“The main symptoms are neurological and can affect the peripheral nervous system, central and autonomous, establishing multiple visceral symptoms. Abdominal pain, often intense, generalized or localized, is the most common symptom as a sign of the beginning of an acute attack.
Palpation of the abdomen causes pain, but there is no muscular defense. They are associated with nausea, vomiting, constipation, diarrhea, abdominal distension, urinary retention, dysuria, tachycardia, hypertension, sweating, fever, tremors, convulsions. It is also common peripheral neuropathy in the legs of motor, associated with paresthesia and numbness and cramping in the muscles of the limbs. They may be involved cranial nerves leading in severe cases to bulbar paralysis, respiratory compromise and death.
(In the case of acute intermittent porphyria,) there are no cutaneous manifestations. The evolution of an acute attack is highly variable between individuals and within the same individual, lasting from a few days to several months. Psychiatric disorders can be prominent and be the only feature of the disease and varies from one state of anxiety to a real psychosis.It is described a significantly increased risk of developing hepatocellular carcinoma. ” (source prof. Claudio Rugarli MD – Systematic Internal Medicine, ed. Masson)
“The pain can be excruciating and is disproportionate to the abdomen state or other physical signs. Abdominal manifestations may result from effects on visceral nerves or from local vasoconstriction ischemia. The urine is red or reddish-brown and positive for PBG during an attack.

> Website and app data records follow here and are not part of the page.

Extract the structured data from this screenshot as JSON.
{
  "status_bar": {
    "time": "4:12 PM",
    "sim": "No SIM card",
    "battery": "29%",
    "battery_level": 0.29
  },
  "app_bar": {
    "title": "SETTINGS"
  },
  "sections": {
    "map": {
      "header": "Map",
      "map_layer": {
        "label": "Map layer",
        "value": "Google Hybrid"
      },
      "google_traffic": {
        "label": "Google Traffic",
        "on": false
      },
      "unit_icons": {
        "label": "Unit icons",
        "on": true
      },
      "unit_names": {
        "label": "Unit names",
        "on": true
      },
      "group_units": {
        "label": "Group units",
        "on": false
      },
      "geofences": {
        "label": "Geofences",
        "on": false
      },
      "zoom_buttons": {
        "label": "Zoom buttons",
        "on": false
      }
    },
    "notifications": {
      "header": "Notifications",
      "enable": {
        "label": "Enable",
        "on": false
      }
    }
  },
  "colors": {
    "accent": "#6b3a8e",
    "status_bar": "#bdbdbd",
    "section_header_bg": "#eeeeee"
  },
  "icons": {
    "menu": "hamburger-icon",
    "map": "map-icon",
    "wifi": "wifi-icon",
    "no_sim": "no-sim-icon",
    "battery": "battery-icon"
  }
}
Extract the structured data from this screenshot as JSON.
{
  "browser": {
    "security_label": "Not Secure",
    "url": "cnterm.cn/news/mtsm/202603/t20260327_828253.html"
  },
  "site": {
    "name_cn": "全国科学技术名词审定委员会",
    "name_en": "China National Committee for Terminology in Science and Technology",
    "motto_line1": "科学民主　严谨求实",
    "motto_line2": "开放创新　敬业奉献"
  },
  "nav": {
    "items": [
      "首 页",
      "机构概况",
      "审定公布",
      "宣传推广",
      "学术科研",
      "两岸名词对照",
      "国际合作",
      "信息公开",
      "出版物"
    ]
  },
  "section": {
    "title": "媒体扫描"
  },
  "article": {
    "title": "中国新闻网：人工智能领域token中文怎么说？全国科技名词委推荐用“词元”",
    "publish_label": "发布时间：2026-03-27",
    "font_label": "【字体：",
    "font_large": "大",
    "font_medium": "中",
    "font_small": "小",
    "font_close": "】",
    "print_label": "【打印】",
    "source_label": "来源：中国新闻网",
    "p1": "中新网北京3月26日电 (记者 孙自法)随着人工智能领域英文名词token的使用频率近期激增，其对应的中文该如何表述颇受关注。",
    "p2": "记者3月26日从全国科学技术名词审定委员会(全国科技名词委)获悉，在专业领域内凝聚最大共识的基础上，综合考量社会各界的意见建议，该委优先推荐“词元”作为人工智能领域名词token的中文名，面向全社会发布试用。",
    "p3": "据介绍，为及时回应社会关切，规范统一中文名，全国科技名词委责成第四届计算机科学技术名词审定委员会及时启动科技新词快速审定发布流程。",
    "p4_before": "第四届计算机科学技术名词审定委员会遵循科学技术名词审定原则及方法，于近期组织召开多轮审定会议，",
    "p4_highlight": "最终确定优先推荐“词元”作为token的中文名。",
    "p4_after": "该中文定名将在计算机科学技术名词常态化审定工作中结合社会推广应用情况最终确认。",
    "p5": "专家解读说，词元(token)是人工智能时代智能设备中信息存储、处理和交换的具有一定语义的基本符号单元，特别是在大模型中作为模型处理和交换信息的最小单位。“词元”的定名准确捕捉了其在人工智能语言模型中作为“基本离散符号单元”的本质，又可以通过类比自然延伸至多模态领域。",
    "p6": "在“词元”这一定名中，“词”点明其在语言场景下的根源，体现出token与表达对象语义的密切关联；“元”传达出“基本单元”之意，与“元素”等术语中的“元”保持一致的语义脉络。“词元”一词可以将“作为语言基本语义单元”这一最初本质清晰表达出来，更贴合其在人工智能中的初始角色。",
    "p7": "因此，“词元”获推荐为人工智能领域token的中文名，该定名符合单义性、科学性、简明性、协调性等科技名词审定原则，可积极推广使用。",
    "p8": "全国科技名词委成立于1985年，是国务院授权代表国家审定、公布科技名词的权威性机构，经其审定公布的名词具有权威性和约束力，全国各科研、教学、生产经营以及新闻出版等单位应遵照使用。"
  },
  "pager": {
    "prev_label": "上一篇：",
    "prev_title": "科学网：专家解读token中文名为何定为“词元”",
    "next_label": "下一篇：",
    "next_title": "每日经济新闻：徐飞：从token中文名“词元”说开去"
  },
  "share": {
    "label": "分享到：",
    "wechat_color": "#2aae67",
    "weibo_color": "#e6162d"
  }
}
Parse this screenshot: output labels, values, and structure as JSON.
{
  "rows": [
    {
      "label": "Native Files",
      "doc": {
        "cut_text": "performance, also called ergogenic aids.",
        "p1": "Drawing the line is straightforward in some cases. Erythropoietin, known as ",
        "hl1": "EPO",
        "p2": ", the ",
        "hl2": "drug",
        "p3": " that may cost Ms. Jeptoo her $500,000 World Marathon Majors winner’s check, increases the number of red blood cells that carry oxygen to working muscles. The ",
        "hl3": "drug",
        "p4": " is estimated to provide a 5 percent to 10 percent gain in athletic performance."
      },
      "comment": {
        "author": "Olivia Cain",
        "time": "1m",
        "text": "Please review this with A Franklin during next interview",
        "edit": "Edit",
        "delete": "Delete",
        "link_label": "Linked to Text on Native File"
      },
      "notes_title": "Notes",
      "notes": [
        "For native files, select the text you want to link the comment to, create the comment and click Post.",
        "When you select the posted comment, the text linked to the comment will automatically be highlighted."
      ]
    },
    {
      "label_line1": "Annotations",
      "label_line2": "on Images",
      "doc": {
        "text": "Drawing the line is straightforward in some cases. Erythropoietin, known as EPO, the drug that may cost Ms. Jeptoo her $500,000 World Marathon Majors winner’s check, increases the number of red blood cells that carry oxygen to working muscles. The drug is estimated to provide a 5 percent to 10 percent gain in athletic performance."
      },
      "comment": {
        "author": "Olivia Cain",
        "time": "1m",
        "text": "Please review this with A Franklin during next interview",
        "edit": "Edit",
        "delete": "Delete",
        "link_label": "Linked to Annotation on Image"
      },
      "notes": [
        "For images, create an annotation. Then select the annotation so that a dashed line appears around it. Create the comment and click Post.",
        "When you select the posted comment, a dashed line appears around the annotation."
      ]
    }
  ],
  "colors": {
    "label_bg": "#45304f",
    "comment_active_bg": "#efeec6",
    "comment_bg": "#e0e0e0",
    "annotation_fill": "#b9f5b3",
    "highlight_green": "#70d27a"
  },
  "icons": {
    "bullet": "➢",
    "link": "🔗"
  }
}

All components of the peripheral nervous system and the CNS can be involved. Motor neuropathy is common with severe and prolonged attacks. Muscle weakness usually starts at the ends, but can involve any motor neuron cranial nerve and proceed to quadriplegia. Bulbar involvement can cause respiratory failure.
CNS involvement may cause seizures or mental disorders (such as apathy, depression, agitation, psychosis, hallucinations). Convulsions, hallucinations and psychotic behavior may be caused or aggravated by hyponatremia or hypomagnesemia, which may also contribute to cardiac arrhythmias. The excess catecholamines typically cause restlessness and tachycardia.
The labile hypertension with transiently high BP can cause vascular abnormalities that progress in a fatal high blood pressure, if left untreated. The renal failure linked to acute porphyria is multifactorial: acute hypertension (which can lead to chronic hypertension) is probably the main trigger. “
Some patients have less severe prolonged symptoms (eg, constipation, fatigue, headaches, back pain or thigh, paresthesias, tachycardia, dyspnea, insomnia, depression, anxiety or other mood disorders, seizures).
The motor involvement during acute attacks can lead to persistent muscle weakness and muscle atrophy between attacks. Cirrhosis, hepatocellular carcinoma, systemic arterial hypertension, and renal failure become more common after middle age in AIP and perhaps even in VP and HCP, especially in patients with previous attacks of porphyria. “ (in abstract from MD Stig Thunel – Merck’s Manual for professionals)